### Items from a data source
- Opening Delimiter -
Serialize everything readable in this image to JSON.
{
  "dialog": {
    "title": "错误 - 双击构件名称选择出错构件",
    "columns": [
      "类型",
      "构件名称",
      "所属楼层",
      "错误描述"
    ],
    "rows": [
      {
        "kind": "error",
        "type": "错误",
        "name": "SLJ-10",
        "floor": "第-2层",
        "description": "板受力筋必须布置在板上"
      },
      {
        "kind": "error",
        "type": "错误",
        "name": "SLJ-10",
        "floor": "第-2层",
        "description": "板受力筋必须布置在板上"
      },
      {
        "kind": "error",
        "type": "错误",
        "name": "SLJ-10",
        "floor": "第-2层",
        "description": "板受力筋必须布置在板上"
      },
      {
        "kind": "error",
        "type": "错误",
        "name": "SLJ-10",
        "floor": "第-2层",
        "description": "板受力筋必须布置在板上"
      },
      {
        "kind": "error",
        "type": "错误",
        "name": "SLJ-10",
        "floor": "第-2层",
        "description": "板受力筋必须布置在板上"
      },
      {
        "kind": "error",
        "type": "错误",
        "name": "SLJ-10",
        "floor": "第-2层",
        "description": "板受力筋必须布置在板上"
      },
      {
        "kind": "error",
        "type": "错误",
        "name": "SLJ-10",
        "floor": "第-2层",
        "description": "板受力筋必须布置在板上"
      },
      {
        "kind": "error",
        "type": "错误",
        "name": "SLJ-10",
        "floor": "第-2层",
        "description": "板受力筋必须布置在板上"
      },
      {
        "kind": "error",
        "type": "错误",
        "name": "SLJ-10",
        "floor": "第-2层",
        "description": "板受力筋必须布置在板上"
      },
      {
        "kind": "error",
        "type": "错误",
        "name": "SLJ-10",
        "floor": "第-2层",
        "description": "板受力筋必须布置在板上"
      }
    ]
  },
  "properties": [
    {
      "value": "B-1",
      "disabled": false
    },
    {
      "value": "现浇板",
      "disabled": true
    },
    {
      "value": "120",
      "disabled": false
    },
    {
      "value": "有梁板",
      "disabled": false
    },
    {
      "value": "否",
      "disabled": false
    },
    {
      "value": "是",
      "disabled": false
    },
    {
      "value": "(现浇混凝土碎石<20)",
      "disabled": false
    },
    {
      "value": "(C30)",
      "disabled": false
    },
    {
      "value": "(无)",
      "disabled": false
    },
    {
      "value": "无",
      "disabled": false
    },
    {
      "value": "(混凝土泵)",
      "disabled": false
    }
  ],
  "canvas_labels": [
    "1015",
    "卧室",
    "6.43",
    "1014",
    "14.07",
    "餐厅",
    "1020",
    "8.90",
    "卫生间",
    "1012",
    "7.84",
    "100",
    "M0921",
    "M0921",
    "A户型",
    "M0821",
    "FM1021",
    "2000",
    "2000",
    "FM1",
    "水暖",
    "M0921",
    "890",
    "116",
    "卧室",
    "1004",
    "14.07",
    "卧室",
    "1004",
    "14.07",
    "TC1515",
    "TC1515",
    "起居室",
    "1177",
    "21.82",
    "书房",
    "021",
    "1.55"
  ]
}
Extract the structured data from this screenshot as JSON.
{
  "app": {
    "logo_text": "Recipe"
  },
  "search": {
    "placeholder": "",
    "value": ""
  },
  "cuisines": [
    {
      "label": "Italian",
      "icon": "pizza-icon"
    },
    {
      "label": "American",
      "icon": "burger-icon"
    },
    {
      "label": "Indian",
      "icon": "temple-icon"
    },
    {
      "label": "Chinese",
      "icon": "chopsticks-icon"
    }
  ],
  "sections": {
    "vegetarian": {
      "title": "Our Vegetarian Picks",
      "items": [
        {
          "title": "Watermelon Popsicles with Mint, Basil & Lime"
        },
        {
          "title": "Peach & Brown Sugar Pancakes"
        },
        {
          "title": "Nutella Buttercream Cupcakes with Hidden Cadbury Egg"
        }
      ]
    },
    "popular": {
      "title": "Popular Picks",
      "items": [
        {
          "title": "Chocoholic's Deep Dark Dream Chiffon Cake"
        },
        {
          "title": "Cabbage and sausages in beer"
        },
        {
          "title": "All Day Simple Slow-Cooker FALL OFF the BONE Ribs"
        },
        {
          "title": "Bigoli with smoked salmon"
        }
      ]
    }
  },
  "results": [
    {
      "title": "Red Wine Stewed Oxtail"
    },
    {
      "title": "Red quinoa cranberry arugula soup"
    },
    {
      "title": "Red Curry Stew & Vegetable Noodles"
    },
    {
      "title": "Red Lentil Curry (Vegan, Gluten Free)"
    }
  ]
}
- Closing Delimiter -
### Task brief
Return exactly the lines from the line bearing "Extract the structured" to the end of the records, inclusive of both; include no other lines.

### Result of this exercise
Extract the structured data from this screenshot as JSON.
{
  "app": {
    "logo_text": "Recipe"
  },
  "search": {
    "placeholder": "",
    "value": ""
  },
  "cuisines": [
    {
      "label": "Italian",
      "icon": "pizza-icon"
    },
    {
      "label": "American",
      "icon": "burger-icon"
    },
    {
      "label": "Indian",
      "icon": "temple-icon"
    },
    {
      "label": "Chinese",
      "icon": "chopsticks-icon"
    }
  ],
  "sections": {
    "vegetarian": {
      "title": "Our Vegetarian Picks",
      "items": [
        {
          "title": "Watermelon Popsicles with Mint, Basil & Lime"
        },
        {
          "title": "Peach & Brown Sugar Pancakes"
        },
        {
          "title": "Nutella Buttercream Cupcakes with Hidden Cadbury Egg"
        }
      ]
    },
    "popular": {
      "title": "Popular Picks",
      "items": [
        {
          "title": "Chocoholic's Deep Dark Dream Chiffon Cake"
        },
        {
          "title": "Cabbage and sausages in beer"
        },
        {
          "title": "All Day Simple Slow-Cooker FALL OFF the BONE Ribs"
        },
        {
          "title": "Bigoli with smoked salmon"
        }
      ]
    }
  },
  "results": [
    {
      "title": "Red Wine Stewed Oxtail"
    },
    {
      "title": "Red quinoa cranberry arugula soup"
    },
    {
      "title": "Red Curry Stew & Vegetable Noodles"
    },
    {
      "title": "Red Lentil Curry (Vegan, Gluten Free)"
    }
  ]
}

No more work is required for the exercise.